Exercise prompt:
Find every line with the string "title" in the material below and copy it.

■ ■ ■ ■ ■

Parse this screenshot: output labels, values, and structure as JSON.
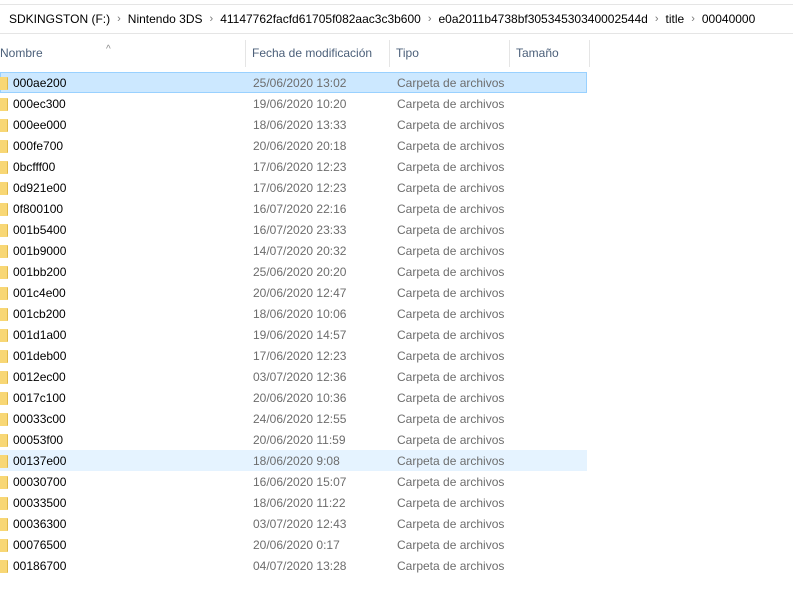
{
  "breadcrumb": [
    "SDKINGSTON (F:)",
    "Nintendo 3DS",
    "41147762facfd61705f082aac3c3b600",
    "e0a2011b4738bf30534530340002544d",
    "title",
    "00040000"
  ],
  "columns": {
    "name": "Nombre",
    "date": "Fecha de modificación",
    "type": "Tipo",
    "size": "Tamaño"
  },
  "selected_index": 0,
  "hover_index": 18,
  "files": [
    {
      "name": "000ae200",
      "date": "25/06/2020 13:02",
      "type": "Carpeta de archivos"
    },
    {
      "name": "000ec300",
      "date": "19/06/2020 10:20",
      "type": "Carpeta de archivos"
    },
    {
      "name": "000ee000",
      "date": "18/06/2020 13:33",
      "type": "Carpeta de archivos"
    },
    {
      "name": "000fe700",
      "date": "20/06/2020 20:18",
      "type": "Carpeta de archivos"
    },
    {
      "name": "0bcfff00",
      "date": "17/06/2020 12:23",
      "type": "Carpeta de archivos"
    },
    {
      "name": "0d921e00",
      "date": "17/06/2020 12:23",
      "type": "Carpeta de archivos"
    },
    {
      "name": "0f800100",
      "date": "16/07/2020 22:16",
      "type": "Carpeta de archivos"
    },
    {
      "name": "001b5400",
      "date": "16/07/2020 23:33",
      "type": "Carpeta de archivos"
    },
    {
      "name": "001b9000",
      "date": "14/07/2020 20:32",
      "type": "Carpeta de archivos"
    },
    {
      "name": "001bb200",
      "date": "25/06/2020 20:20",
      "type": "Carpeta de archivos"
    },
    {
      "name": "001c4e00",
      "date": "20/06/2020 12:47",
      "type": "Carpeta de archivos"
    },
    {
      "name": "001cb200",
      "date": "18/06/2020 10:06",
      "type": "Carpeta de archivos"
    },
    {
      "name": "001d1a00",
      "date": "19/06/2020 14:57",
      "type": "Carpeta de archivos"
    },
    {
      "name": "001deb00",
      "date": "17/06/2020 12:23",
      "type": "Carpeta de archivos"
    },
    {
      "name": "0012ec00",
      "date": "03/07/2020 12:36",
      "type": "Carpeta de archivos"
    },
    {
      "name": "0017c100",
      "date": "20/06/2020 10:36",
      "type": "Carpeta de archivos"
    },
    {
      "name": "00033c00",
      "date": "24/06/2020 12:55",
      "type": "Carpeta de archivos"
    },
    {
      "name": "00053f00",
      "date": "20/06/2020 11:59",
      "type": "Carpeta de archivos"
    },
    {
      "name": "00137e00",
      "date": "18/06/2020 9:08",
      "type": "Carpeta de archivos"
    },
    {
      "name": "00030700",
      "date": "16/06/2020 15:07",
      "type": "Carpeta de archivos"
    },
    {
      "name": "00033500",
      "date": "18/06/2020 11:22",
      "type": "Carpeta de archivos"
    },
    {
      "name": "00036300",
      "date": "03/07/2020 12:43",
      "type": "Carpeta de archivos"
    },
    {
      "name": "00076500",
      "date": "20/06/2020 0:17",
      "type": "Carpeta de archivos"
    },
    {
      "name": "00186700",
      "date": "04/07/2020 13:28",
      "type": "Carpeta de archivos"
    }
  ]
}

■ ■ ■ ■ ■

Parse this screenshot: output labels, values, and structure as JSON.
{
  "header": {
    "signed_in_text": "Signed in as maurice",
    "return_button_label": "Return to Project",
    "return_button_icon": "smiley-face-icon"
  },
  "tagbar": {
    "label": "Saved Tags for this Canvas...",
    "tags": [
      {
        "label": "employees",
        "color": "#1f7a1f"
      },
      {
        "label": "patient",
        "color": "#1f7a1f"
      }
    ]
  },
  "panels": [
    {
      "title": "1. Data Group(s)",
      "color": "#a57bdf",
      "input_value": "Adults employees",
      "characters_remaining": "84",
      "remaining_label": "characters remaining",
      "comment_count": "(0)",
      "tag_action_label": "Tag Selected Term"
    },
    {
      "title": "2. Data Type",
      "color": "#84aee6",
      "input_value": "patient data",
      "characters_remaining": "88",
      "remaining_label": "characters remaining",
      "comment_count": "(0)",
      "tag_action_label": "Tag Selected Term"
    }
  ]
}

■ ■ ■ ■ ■

Your solution:
    "title",
      "title": "1. Data Group(s)",
      "title": "2. Data Type",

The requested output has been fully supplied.